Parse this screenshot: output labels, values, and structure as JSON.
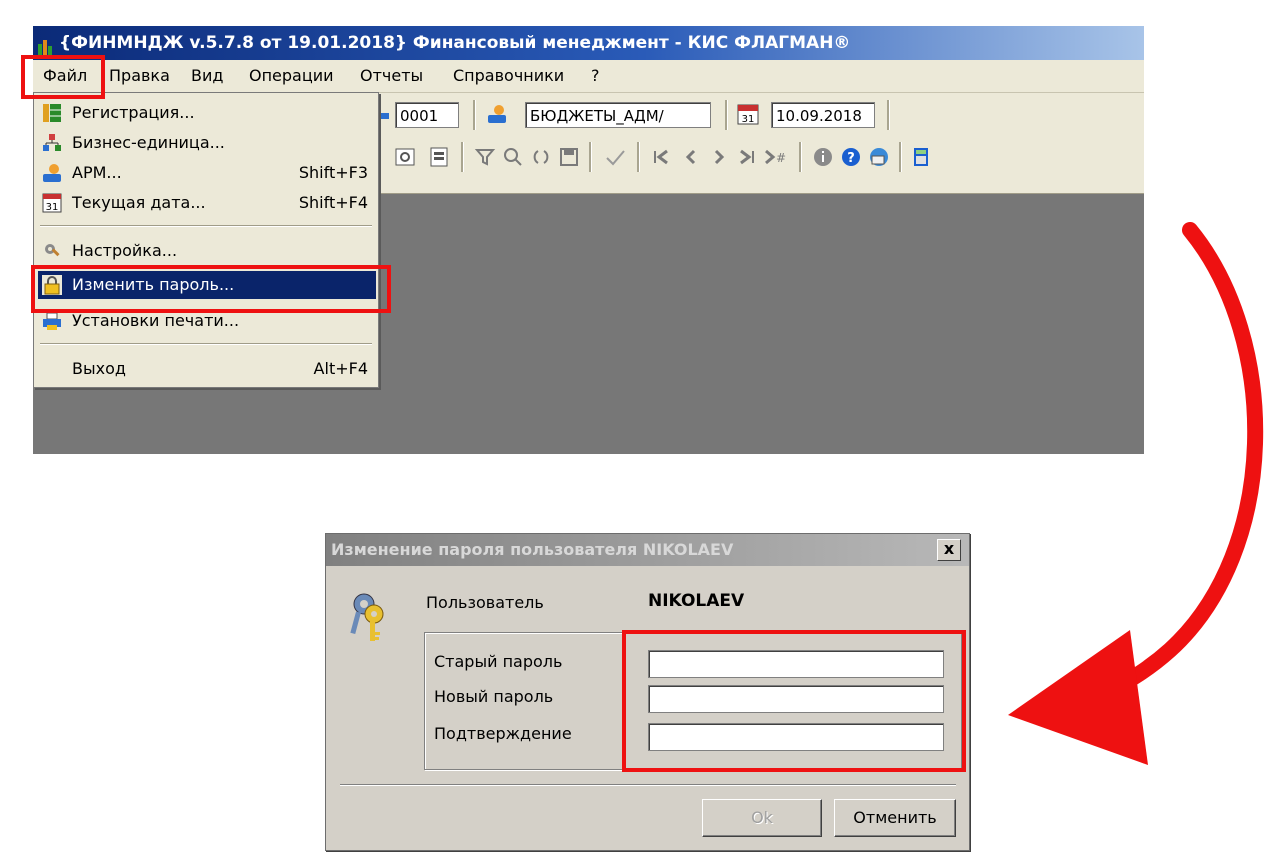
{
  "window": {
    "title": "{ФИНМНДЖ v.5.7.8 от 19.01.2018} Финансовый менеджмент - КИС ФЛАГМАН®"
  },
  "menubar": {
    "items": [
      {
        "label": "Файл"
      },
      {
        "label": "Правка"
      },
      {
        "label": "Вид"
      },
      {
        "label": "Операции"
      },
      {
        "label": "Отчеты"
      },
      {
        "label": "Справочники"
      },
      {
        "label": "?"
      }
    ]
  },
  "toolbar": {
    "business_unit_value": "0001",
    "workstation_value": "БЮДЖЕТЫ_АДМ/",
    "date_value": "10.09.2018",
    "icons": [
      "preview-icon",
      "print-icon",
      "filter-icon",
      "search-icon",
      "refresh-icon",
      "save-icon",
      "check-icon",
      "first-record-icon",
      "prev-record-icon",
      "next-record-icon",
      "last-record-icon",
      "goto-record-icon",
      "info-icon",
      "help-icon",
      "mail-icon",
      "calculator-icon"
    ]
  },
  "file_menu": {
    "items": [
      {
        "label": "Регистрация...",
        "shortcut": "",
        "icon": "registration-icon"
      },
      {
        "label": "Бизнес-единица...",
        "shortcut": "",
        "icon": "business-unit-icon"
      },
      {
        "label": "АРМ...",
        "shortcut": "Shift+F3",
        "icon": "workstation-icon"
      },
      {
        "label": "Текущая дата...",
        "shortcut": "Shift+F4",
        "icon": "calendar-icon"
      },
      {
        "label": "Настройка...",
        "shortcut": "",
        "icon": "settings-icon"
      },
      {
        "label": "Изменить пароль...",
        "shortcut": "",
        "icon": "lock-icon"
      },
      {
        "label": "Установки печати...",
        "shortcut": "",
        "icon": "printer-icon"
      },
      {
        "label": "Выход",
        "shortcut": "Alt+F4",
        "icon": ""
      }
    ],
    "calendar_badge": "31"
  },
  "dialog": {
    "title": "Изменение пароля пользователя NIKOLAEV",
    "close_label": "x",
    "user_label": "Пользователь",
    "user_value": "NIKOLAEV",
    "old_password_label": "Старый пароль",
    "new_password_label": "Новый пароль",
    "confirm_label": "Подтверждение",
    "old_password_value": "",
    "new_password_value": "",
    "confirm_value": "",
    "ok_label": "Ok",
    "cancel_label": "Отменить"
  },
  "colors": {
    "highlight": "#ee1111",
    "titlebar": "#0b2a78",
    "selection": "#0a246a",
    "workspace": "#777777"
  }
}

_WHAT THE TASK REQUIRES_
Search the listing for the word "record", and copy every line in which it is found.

_YOUR SOLUTION_
      "first-record-icon",
      "prev-record-icon",
      "next-record-icon",
      "last-record-icon",
      "goto-record-icon",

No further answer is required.